But not my son.  He was nurtured under an air of independence.  He virtually has to court the muses and seek solace personally under the guidance of autonomy.  He was planted in an environment where artists are prone to bloom.  It may be a little lonely.  It may be strictly friendless and forlorn, but that exactly are elements where the arts manifest.  Although he grew up in a regular family atmosphere, he would, most of the time, rather submit himself under the tutelage of books and the scent of the library.  The school was merely a plaything, an exposed appendage for social gathering.  It was for him never a zone to learn.  Learning is a personal advocacy intended to develop philosophy, the basis of his interest, the foundation of his ideal, the central nervous system of his arts.

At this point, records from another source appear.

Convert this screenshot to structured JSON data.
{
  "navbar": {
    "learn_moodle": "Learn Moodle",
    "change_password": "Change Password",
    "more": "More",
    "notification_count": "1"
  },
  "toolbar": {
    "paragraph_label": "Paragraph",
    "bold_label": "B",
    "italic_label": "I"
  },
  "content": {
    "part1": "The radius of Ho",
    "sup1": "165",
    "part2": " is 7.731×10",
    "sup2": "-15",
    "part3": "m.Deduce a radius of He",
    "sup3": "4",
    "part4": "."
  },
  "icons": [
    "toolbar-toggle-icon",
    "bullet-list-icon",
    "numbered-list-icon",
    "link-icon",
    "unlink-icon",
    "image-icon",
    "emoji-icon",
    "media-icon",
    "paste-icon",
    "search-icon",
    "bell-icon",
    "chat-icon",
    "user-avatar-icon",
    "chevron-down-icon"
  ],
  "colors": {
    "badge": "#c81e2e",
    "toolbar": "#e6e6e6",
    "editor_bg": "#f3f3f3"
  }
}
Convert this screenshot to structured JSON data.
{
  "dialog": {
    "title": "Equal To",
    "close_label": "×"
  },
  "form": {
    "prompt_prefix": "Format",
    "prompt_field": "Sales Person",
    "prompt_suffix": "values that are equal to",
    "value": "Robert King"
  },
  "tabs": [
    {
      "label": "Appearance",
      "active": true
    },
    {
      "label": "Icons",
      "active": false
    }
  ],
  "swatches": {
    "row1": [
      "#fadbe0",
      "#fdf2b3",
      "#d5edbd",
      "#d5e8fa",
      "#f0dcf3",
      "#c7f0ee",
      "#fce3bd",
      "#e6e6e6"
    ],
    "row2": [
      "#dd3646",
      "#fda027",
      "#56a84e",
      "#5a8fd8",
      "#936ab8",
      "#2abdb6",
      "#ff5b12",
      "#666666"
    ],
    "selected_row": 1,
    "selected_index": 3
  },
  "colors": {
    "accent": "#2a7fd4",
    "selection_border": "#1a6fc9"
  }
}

I know.  I would have undergone the same creative routine but it was upended by parental dictates.  I did not do that to my son however.  I allowed him to blossom into an artist in the real sense, well, to include even exposure to most mundane frustrations, defeats and obstructions that go with the craft.

And I, as a parent, must pay the price, a costly one if you may, for allowing his son to be an artist.  I must offer him to the altar of humanity, much like what Abraham did when compelled by God to sacrifice his son, Isaac.  I must sustain his artistic impulse, his creative requirements, his yen for non-conformism, his rebellious streaks, even his extraordinary expenses.  He must see the world.  Capture it in his perceptions.

Artists have difficulties in ascertaining the proximate result since their intellects are profuse with distant calculations.  They seldom care about their gender.  They seldom give a damn to anything spiritual.  They only pray because it is a habit not because they are religious.  They know they have the same gift with that of their Creator.  They are demigods whose works are perpetual and beyond the sphere of mortality.

I know that my son is having the same syndrome.  He is constantly battling with his own demons.  He knows that winning means creating a master piece.

He must experiment on life, traverse the impossible, blend history and current events; he even encourages himself to peek at the future.  It is no small feat.  It is a leap of faith.  An artist must have to taste the bitter gourd of deprivation, the pain of insult if only to bring about a realistic production of genuine arts.

No parent would allow his child to encounter hardship but that is how arts, real and authentic ones, are made.  The artist must produce something which the world must reckon.  Heroes and artists grow from the same tree.

It has been said that to have an artist as one’s child is a cross between a blessing and a curse.  But for me, it is more of a blessing disguised as a curse.